My bet is that the nerd in the center of the ad, or a nerd like him, designed the ad itself. The idea of the ad, obviously, is that if your PC or server has multiple processors, then it will have more power and speed for getting work done.

The nerd in the center is obviously the operating system's "kernel" (colonel, perhaps?) and the athletes, who obviously are supposed to be sprinters, each represent a discrete unit of work inside a computer called a processing thread (or, either a "process" or a "thread" for those of you who are computer scientists and require technical exactness).

Poetically, in some programming languages (Java is one), the creation of a new thread is achieved via a command (actually, a method) called "Run" ... and thus the thread "runs" (executes) inside the system ... and the analogy with the ad picture becomes all the more obvious. At this point, we see that the ad wasn't even all that imaginative.

So, I think Alex's commentary is correct: The ad wasn't designed by a racist, it was designed by a computer nerd.

... and y'know, nerds are known for their accidental insensitivity, aren't they?

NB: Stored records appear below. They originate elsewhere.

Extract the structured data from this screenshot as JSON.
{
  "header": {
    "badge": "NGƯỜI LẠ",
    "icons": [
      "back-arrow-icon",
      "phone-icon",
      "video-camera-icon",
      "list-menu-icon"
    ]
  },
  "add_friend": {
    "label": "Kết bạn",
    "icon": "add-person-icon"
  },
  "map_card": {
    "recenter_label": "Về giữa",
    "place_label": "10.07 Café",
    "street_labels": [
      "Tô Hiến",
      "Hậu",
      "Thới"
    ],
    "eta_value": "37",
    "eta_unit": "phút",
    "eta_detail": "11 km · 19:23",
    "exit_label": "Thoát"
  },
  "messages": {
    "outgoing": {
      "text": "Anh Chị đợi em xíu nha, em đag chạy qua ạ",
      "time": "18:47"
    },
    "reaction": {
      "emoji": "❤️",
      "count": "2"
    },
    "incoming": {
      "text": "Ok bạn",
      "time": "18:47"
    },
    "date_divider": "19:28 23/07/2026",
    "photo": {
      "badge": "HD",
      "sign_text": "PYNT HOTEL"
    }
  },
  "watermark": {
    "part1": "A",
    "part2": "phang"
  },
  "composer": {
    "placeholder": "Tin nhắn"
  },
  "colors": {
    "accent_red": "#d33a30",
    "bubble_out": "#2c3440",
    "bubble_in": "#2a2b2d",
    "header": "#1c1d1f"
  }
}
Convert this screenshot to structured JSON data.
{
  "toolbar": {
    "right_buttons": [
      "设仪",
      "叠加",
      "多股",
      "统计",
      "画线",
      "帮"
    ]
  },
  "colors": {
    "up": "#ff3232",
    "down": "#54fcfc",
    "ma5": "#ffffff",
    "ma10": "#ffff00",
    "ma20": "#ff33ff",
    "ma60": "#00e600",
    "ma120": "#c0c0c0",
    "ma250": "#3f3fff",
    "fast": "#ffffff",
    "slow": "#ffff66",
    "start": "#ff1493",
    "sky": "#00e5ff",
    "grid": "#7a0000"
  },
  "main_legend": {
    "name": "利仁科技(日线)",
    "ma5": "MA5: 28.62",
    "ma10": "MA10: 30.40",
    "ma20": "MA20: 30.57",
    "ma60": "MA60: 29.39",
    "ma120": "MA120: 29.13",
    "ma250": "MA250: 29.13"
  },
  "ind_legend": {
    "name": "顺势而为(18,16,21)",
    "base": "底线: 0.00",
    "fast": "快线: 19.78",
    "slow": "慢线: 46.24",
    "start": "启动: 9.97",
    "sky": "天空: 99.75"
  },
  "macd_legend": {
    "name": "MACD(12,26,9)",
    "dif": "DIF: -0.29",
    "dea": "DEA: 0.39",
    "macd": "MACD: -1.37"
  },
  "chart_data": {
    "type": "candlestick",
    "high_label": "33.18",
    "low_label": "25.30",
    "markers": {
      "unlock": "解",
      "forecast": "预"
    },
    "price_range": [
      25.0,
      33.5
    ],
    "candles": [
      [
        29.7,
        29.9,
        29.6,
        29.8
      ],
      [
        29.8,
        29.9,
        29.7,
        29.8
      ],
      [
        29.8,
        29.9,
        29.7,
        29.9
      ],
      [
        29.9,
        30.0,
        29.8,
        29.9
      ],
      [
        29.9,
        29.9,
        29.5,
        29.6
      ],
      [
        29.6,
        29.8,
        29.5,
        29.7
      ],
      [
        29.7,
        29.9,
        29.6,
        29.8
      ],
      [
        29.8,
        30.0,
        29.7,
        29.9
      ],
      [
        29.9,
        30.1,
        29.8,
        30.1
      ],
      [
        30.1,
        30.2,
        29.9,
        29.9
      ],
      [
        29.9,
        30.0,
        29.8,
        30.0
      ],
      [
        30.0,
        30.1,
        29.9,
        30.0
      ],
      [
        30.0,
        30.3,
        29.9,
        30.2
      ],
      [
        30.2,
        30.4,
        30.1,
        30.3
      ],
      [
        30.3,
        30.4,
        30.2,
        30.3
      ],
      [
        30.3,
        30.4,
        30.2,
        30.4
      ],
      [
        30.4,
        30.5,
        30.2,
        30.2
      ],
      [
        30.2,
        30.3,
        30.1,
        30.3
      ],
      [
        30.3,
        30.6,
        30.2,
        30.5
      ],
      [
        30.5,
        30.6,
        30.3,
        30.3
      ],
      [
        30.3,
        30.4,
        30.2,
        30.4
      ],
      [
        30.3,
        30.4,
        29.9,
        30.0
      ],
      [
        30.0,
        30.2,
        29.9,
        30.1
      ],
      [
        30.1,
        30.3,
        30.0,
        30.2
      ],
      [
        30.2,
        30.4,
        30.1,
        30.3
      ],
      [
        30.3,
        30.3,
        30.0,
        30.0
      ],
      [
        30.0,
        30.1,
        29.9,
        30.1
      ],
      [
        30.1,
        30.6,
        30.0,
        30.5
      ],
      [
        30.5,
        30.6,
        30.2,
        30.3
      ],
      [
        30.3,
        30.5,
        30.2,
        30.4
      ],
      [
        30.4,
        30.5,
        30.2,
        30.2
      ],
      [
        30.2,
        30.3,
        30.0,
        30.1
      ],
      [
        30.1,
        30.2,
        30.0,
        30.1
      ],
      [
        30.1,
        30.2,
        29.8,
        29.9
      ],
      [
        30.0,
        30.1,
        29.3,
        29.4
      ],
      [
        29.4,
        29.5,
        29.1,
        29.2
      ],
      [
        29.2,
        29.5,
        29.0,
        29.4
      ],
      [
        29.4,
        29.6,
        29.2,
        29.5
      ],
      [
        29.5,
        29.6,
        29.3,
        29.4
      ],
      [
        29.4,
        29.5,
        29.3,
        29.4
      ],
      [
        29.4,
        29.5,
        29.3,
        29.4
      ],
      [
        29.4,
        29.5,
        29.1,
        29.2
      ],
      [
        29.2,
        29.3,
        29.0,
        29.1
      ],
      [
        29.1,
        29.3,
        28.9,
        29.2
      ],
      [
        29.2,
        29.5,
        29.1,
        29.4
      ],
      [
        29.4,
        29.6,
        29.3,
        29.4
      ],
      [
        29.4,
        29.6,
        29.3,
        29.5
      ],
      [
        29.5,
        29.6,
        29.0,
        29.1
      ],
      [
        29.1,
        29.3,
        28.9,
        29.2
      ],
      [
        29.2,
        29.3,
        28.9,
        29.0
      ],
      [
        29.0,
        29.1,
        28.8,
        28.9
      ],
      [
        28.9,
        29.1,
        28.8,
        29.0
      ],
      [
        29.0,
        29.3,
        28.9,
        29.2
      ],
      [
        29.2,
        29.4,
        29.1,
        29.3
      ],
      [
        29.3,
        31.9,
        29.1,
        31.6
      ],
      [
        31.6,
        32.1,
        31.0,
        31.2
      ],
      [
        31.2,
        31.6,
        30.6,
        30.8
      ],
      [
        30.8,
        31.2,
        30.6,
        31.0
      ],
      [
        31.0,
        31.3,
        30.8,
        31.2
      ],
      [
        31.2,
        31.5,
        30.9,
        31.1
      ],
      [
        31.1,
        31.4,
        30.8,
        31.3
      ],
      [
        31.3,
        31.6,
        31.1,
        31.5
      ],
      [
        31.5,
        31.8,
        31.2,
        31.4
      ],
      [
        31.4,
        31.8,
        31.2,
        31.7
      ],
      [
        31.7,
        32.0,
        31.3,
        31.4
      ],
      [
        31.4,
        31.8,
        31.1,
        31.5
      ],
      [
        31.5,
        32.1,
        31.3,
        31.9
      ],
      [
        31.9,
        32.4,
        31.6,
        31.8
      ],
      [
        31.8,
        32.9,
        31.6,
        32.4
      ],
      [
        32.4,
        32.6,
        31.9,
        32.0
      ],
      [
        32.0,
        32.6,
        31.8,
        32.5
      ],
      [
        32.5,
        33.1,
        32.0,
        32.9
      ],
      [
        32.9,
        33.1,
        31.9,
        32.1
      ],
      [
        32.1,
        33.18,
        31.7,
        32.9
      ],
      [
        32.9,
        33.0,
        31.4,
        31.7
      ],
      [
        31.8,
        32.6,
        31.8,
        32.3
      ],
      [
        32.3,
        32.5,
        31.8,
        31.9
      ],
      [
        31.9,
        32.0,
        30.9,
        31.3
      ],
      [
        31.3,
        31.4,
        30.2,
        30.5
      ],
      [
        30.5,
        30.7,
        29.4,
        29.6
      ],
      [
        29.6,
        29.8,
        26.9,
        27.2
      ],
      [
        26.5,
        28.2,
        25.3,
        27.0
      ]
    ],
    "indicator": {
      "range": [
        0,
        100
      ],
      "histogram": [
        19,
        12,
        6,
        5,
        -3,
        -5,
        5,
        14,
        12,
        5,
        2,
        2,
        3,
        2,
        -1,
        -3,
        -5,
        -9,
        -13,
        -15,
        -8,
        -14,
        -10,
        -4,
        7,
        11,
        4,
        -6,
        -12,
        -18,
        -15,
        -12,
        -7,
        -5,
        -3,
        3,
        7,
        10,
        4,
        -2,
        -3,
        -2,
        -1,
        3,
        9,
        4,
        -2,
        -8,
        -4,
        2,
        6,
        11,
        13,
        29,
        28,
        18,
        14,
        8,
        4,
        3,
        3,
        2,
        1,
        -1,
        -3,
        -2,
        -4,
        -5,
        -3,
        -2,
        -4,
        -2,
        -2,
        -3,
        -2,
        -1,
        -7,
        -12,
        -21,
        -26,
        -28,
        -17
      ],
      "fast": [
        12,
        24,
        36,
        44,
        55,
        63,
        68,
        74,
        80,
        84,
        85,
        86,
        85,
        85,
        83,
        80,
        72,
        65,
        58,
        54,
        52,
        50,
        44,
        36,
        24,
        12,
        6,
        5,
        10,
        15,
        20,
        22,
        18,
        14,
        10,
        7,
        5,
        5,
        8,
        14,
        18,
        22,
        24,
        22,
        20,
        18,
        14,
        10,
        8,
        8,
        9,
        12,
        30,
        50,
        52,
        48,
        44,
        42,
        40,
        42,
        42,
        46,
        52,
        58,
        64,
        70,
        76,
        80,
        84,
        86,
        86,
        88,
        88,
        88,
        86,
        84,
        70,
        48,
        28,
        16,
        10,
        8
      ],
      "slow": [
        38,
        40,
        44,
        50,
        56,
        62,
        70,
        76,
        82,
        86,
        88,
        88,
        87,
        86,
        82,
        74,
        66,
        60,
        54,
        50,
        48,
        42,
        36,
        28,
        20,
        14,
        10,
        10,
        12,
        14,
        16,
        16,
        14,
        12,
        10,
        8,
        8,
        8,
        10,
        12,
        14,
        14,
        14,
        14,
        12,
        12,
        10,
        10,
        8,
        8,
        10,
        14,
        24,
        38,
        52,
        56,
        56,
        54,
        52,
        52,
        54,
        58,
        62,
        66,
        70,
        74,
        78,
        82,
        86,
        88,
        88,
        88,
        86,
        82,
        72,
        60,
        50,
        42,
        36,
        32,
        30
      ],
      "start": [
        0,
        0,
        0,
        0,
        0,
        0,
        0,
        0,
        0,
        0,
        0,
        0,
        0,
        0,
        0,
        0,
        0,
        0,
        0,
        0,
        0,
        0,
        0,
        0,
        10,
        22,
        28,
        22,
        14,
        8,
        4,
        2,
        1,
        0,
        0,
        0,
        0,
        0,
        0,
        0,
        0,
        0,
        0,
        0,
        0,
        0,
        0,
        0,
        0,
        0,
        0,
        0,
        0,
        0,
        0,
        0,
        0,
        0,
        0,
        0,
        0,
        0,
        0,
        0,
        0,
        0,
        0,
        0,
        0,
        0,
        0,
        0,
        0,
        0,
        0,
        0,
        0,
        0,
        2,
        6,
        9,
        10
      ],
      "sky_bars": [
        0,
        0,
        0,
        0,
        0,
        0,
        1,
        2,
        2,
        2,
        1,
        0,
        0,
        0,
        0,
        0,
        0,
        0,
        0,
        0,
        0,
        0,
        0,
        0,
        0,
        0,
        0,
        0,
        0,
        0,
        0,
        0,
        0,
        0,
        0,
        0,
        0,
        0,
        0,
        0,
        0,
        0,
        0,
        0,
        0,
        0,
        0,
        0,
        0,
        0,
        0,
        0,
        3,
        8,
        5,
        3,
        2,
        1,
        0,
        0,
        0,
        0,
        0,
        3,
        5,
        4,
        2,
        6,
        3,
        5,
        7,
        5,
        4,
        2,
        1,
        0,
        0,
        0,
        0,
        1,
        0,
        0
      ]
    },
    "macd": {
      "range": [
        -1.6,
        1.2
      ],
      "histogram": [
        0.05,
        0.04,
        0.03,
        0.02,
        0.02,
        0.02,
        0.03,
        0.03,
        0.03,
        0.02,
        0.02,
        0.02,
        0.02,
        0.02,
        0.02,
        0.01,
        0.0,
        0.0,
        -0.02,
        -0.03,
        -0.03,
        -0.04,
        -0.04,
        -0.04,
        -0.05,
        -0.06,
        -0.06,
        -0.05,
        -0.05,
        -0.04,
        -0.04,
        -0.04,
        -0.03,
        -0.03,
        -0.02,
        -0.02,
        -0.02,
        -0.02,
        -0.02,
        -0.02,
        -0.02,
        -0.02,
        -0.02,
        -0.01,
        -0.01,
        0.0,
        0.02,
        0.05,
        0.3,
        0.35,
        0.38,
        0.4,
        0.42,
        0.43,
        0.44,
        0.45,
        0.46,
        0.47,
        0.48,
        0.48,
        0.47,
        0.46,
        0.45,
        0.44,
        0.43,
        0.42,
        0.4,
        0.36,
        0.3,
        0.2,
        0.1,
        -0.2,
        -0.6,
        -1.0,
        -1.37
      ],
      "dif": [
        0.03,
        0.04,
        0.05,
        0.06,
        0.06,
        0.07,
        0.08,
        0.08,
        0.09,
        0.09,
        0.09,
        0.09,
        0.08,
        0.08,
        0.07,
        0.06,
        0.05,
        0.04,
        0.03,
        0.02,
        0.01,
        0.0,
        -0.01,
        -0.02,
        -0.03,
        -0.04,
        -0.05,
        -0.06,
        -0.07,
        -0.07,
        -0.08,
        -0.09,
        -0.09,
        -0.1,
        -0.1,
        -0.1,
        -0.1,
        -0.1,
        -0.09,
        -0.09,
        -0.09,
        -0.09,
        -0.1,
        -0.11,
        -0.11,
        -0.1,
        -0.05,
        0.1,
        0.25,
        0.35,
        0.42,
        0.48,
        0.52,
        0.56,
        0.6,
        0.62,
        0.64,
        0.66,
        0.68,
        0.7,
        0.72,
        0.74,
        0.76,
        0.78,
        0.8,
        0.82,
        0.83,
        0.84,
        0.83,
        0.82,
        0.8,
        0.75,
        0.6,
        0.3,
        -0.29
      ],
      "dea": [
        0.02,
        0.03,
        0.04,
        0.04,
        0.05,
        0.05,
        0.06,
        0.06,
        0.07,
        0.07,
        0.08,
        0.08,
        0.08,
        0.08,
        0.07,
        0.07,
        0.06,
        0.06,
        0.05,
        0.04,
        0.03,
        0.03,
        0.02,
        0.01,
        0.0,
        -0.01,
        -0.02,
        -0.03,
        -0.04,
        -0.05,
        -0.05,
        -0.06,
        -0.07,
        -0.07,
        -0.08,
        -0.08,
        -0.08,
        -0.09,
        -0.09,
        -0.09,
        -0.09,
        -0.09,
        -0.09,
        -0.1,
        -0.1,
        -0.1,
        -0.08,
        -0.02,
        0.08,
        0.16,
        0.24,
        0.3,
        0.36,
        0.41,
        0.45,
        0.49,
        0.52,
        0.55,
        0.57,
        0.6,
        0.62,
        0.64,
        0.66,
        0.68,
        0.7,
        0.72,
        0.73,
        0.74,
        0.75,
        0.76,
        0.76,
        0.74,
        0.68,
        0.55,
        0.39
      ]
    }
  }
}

But on the other hand ... if you were to buy a microprocessor, would you select one represented by a young, fit African-American sprinter ... or one suggestive of a fat, red-faced, retired white guy tooling around the 17th hole in a golf cart?

Perhaps the guy designing the photo could have used young, white (or mixed race) tennis players and avoided the whole bruhaha. Well, Unix wasn't written in a day ...